→ **Your goal**
Skip every picture. Print each line from the one containing "What data populates" through the end of the records below, word for word.

→ **Material for this task**
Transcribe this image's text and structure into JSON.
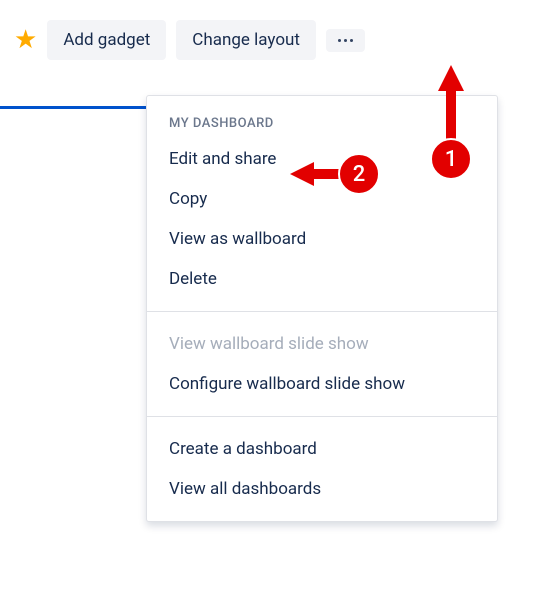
{
  "toolbar": {
    "add_gadget_label": "Add gadget",
    "change_layout_label": "Change layout"
  },
  "dropdown": {
    "section_header": "MY DASHBOARD",
    "section1": {
      "edit_share": "Edit and share",
      "copy": "Copy",
      "view_wallboard": "View as wallboard",
      "delete": "Delete"
    },
    "section2": {
      "view_slideshow": "View wallboard slide show",
      "configure_slideshow": "Configure wallboard slide show"
    },
    "section3": {
      "create_dashboard": "Create a dashboard",
      "view_all": "View all dashboards"
    }
  },
  "annotations": {
    "step1": "1",
    "step2": "2"
  }
}
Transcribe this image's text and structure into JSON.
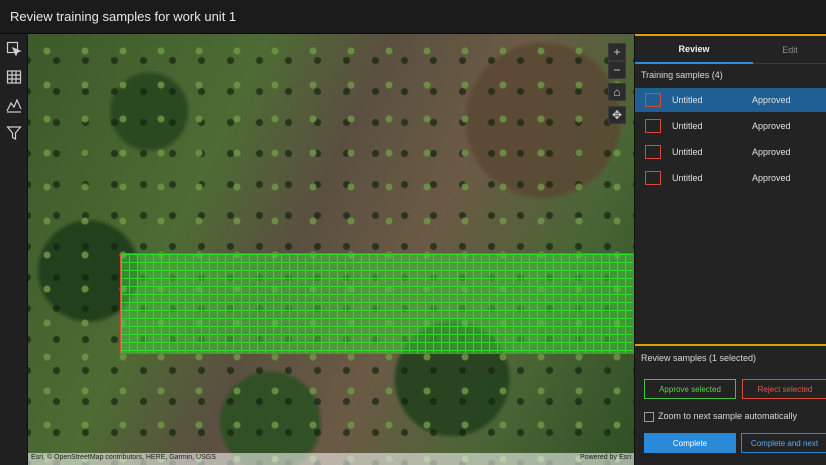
{
  "window": {
    "title": "Review training samples for work unit 1"
  },
  "toolbar": {
    "tools": [
      {
        "icon": "select-features-icon"
      },
      {
        "icon": "attribute-table-icon"
      },
      {
        "icon": "chart-line-icon"
      },
      {
        "icon": "filter-icon"
      }
    ]
  },
  "map": {
    "controls": [
      {
        "label": "+",
        "icon": "zoom-in-icon"
      },
      {
        "label": "−",
        "icon": "zoom-out-icon"
      },
      {
        "label": "⌂",
        "icon": "home-icon"
      },
      {
        "label": "✥",
        "icon": "pan-icon"
      }
    ],
    "attribution_left": "Esri, © OpenStreetMap contributors, HERE, Garmin, USGS",
    "attribution_right": "Powered by Esri"
  },
  "panel": {
    "tabs": [
      {
        "label": "Review",
        "active": true
      },
      {
        "label": "Edit",
        "active": false
      }
    ],
    "samples_title": "Training samples (4)",
    "samples": [
      {
        "name": "Untitled",
        "status": "Approved",
        "selected": true
      },
      {
        "name": "Untitled",
        "status": "Approved",
        "selected": false
      },
      {
        "name": "Untitled",
        "status": "Approved",
        "selected": false
      },
      {
        "name": "Untitled",
        "status": "Approved",
        "selected": false
      }
    ],
    "review_title": "Review samples (1 selected)",
    "approve_label": "Approve selected",
    "reject_label": "Reject selected",
    "zoom_next_label": "Zoom to next sample automatically",
    "zoom_next_checked": false,
    "complete_label": "Complete",
    "complete_next_label": "Complete and next"
  },
  "colors": {
    "accent": "#2b8ad8",
    "highlight": "#d9a400",
    "approve": "#43c23b",
    "reject": "#d84a3e"
  }
}
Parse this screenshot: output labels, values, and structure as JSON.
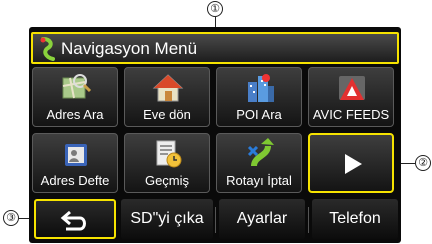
{
  "callouts": {
    "c1": "①",
    "c2": "②",
    "c3": "③"
  },
  "header": {
    "title": "Navigasyon Menü"
  },
  "grid": {
    "row1": [
      "Adres Ara",
      "Eve dön",
      "POI Ara",
      "AVIC FEEDS"
    ],
    "row2": [
      "Adres Defte",
      "Geçmiş",
      "Rotayı İptal"
    ]
  },
  "next_page_icon": "play-arrow-icon",
  "bottom": {
    "back_icon": "return-arrow-icon",
    "sd_label": "SD\"yi çıka",
    "settings_label": "Ayarlar",
    "phone_label": "Telefon"
  },
  "colors": {
    "highlight": "#f6e300",
    "background": "#0a0a0a"
  }
}
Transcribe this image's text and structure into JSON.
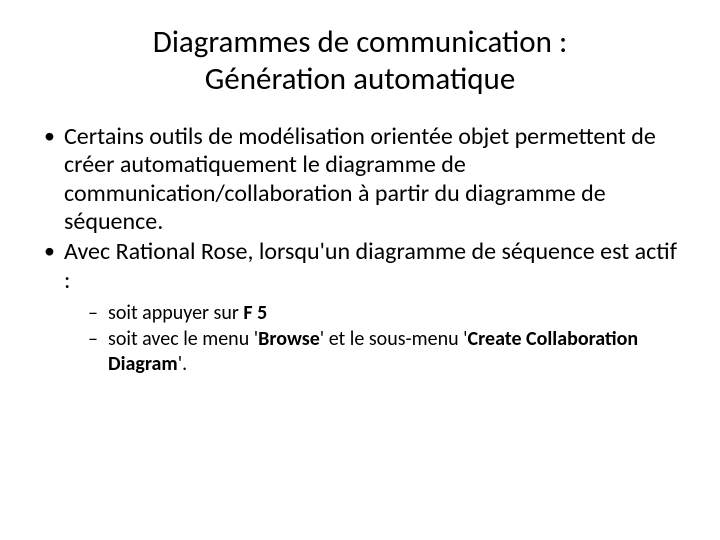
{
  "title_line1": "Diagrammes de communication :",
  "title_line2": "Génération automatique",
  "bullets": {
    "b1": "Certains outils de modélisation orientée objet permettent de créer automatiquement le diagramme de communication/collaboration à partir du diagramme de séquence.",
    "b2": "Avec Rational Rose, lorsqu'un diagramme de séquence est actif :"
  },
  "sub": {
    "s1_pre": "soit appuyer sur ",
    "s1_bold": "F 5",
    "s2_pre": "soit avec le menu ",
    "s2_q1": "'",
    "s2_b1": "Browse",
    "s2_mid": "' et le sous-menu '",
    "s2_b2": "Create Collaboration Diagram",
    "s2_end": "'."
  }
}
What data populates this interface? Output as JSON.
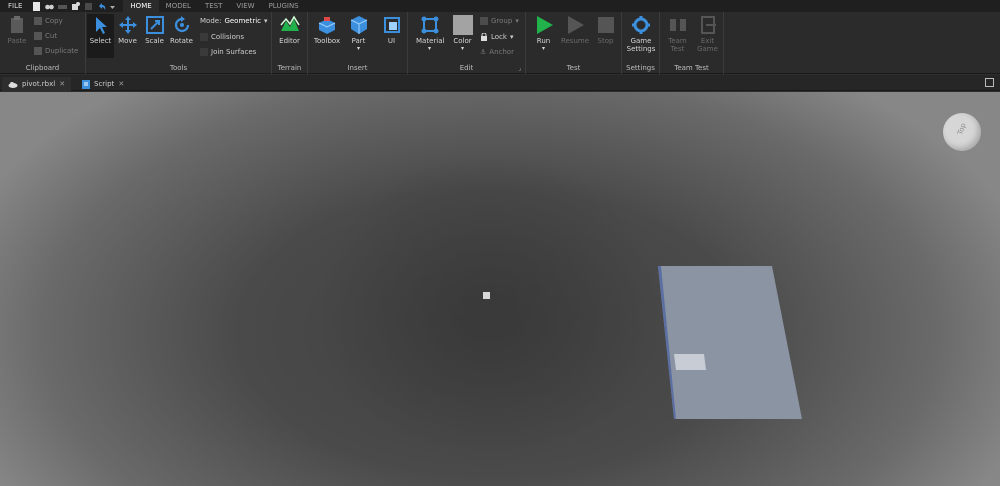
{
  "menubar": {
    "file": "FILE",
    "tabs": [
      "HOME",
      "MODEL",
      "TEST",
      "VIEW",
      "PLUGINS"
    ],
    "active_tab": "HOME"
  },
  "ribbon": {
    "clipboard": {
      "label": "Clipboard",
      "paste": "Paste",
      "copy": "Copy",
      "cut": "Cut",
      "duplicate": "Duplicate"
    },
    "tools": {
      "label": "Tools",
      "select": "Select",
      "move": "Move",
      "scale": "Scale",
      "rotate": "Rotate",
      "mode_label": "Mode:",
      "mode_value": "Geometric",
      "collisions": "Collisions",
      "join_surfaces": "Join Surfaces"
    },
    "terrain": {
      "label": "Terrain",
      "editor": "Editor"
    },
    "insert": {
      "label": "Insert",
      "toolbox": "Toolbox",
      "part": "Part",
      "ui": "UI"
    },
    "edit": {
      "label": "Edit",
      "material": "Material",
      "color": "Color",
      "group": "Group",
      "lock": "Lock",
      "anchor": "Anchor"
    },
    "test": {
      "label": "Test",
      "run": "Run",
      "resume": "Resume",
      "stop": "Stop"
    },
    "settings": {
      "label": "Settings",
      "game_settings_1": "Game",
      "game_settings_2": "Settings"
    },
    "team_test": {
      "label": "Team Test",
      "team_test_1": "Team",
      "team_test_2": "Test",
      "exit_game_1": "Exit",
      "exit_game_2": "Game"
    }
  },
  "tabs": {
    "doc1": "pivot.rbxl",
    "doc2": "Script"
  },
  "viewport": {
    "viewcube_label": "Top"
  },
  "colors": {
    "accent_blue": "#3b8fdd",
    "run_green": "#21b24c",
    "baseplate": "#8b94a3"
  }
}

→ **Response box**
What data populates this interface? Output as JSON.
{
  "menubar": {
    "file": "FILE",
    "tabs": [
      "HOME",
      "MODEL",
      "TEST",
      "VIEW",
      "PLUGINS"
    ],
    "active_tab": "HOME"
  },
  "ribbon": {
    "clipboard": {
      "label": "Clipboard",
      "paste": "Paste",
      "copy": "Copy",
      "cut": "Cut",
      "duplicate": "Duplicate"
    },
    "tools": {
      "label": "Tools",
      "select": "Select",
      "move": "Move",
      "scale": "Scale",
      "rotate": "Rotate",
      "mode_label": "Mode:",
      "mode_value": "Geometric",
      "collisions": "Collisions",
      "join_surfaces": "Join Surfaces"
    },
    "terrain": {
      "label": "Terrain",
      "editor": "Editor"
    },
    "insert": {
      "label": "Insert",
      "toolbox": "Toolbox",
      "part": "Part",
      "ui": "UI"
    },
    "edit": {
      "label": "Edit",
      "material": "Material",
      "color": "Color",
      "group": "Group",
      "lock": "Lock",
      "anchor": "Anchor"
    },
    "test": {
      "label": "Test",
      "run": "Run",
      "resume": "Resume",
      "stop": "Stop"
    },
    "settings": {
      "label": "Settings",
      "game_settings_1": "Game",
      "game_settings_2": "Settings"
    },
    "team_test": {
      "label": "Team Test",
      "team_test_1": "Team",
      "team_test_2": "Test",
      "exit_game_1": "Exit",
      "exit_game_2": "Game"
    }
  },
  "tabs": {
    "doc1": "pivot.rbxl",
    "doc2": "Script"
  },
  "viewport": {
    "viewcube_label": "Top"
  },
  "colors": {
    "accent_blue": "#3b8fdd",
    "run_green": "#21b24c",
    "baseplate": "#8b94a3"
  }
}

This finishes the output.